DATA FOR ANALYSIS.
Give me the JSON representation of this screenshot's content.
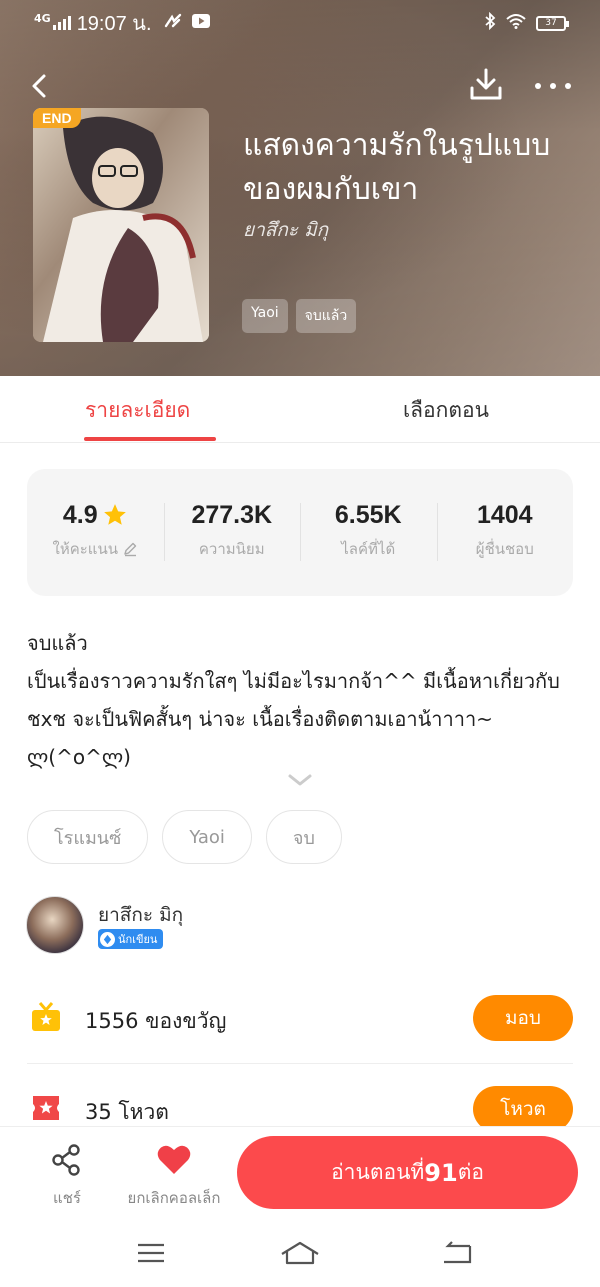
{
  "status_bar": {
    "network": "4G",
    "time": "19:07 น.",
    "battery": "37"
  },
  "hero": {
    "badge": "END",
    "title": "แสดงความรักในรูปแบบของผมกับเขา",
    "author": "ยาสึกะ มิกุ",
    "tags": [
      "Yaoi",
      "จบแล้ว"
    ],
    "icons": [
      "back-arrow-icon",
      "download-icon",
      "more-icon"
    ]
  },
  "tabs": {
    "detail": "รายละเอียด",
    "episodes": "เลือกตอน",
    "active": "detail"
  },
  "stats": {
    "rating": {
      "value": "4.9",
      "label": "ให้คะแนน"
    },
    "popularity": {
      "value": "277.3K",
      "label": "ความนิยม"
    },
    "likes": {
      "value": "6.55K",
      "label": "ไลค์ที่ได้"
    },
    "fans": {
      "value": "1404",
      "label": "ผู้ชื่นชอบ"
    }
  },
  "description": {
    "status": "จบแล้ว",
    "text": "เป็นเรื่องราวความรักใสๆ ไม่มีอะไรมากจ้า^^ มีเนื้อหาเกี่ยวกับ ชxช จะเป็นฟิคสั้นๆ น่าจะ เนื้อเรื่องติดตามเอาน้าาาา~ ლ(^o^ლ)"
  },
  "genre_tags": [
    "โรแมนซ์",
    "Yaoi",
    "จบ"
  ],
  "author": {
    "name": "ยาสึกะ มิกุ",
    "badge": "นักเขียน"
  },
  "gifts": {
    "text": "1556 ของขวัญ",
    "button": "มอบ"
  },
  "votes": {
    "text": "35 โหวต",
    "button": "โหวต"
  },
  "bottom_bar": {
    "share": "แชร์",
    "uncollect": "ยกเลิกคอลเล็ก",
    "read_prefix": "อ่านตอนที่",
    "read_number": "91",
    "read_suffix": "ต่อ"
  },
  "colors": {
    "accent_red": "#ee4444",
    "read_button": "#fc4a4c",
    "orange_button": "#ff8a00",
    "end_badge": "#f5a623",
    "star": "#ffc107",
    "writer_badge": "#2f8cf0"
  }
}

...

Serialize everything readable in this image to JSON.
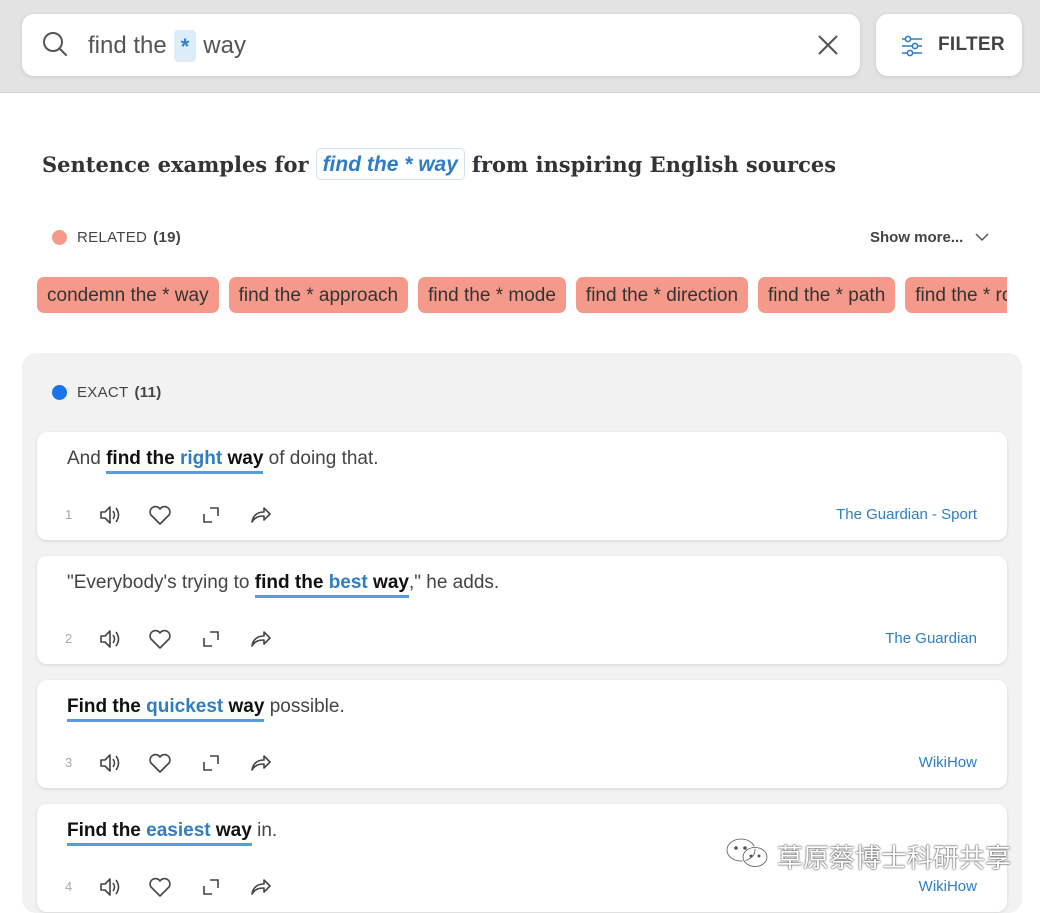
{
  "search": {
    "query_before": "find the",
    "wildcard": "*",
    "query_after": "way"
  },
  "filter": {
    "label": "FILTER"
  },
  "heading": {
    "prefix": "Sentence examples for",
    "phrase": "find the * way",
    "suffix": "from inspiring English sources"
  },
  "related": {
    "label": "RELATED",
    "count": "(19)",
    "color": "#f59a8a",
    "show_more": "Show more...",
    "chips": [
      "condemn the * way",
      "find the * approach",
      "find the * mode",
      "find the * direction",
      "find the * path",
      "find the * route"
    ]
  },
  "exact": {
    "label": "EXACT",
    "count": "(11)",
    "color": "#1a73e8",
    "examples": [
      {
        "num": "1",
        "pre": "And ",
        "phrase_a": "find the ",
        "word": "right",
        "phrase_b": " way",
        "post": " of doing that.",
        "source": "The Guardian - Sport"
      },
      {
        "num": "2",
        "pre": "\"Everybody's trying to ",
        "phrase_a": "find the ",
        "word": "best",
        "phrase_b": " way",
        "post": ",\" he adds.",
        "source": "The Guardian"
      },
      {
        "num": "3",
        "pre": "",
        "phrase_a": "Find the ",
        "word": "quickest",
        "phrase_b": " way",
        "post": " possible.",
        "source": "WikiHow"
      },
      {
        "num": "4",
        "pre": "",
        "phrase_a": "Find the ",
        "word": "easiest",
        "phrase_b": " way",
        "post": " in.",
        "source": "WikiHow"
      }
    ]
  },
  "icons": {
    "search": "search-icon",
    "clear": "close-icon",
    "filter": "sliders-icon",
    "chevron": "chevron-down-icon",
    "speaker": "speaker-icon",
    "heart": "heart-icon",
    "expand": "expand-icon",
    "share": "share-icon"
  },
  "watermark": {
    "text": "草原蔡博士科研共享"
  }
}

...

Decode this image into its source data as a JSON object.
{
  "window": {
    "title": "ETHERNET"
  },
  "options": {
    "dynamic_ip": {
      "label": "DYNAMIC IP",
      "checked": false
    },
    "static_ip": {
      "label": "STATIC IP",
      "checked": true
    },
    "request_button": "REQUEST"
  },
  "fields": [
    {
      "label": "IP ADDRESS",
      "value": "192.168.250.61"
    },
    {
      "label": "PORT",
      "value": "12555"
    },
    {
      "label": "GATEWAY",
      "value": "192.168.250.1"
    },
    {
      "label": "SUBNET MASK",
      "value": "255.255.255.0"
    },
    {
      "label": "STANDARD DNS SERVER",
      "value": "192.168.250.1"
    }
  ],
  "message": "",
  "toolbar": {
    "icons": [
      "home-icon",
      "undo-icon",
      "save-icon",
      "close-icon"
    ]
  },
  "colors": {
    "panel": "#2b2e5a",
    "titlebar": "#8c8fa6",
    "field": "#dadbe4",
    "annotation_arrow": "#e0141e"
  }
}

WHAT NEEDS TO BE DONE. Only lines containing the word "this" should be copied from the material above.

EXERCISE SOLUTION.
Give me the JSON representation of this screenshot's content.
Serialize everything readable in this image to JSON.
Decode this image into its source data as a JSON object.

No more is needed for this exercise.